Report, as a bare number, how many lines of the material below contain the word "name".
START The records
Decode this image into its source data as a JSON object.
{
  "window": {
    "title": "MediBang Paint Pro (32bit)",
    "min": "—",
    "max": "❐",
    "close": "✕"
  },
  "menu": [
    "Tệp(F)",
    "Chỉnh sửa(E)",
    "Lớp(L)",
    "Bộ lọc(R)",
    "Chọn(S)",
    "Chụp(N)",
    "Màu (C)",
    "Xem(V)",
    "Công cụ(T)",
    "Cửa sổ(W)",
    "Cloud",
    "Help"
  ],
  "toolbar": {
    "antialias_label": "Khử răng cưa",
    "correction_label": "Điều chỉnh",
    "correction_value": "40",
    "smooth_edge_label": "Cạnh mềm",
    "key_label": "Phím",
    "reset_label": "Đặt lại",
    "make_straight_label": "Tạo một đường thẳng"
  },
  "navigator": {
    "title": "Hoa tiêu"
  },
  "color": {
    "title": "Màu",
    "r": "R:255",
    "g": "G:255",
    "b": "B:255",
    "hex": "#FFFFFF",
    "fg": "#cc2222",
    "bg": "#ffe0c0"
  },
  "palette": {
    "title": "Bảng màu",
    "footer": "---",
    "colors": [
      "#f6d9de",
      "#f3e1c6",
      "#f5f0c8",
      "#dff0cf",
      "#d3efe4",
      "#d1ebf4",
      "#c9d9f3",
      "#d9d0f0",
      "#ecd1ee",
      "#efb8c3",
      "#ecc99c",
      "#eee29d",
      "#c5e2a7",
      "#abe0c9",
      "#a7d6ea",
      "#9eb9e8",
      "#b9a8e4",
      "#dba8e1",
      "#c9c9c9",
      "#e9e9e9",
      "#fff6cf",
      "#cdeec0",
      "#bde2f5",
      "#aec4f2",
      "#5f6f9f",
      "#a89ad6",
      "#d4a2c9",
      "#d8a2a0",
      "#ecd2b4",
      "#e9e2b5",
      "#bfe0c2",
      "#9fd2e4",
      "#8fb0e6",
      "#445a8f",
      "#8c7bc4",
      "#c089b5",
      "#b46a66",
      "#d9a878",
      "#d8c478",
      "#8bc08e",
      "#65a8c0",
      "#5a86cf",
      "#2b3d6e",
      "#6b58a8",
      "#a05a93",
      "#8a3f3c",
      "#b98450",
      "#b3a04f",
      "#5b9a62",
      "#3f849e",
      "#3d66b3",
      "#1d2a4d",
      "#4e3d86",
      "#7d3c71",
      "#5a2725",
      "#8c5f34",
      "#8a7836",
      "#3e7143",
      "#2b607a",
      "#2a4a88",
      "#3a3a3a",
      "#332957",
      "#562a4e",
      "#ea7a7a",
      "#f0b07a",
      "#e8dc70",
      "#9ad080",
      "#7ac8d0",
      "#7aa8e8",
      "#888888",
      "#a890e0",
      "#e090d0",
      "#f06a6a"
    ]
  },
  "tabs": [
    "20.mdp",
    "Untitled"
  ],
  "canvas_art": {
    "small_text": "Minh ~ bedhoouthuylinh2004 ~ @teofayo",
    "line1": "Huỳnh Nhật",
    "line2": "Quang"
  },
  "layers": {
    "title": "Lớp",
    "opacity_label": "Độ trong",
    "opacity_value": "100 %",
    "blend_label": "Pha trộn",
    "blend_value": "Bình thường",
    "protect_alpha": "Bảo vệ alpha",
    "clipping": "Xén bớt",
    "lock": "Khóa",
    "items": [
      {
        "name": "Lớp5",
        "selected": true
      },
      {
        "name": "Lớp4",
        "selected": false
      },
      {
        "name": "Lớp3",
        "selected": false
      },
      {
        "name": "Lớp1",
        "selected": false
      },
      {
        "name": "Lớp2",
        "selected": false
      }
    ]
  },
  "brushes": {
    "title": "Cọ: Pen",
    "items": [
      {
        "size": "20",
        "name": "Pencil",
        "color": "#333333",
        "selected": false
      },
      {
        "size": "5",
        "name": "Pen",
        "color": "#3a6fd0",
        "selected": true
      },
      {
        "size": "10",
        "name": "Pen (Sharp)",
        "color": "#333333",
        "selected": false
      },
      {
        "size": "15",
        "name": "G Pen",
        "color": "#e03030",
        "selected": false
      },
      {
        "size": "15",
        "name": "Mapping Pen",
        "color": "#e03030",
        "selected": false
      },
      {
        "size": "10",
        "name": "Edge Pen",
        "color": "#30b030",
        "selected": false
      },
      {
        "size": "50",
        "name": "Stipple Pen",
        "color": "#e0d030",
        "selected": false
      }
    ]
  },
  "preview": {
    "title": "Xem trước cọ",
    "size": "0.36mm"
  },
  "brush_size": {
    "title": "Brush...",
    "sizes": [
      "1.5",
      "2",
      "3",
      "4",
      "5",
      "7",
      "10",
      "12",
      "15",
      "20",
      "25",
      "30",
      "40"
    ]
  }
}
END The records
> _Solved problem_: 12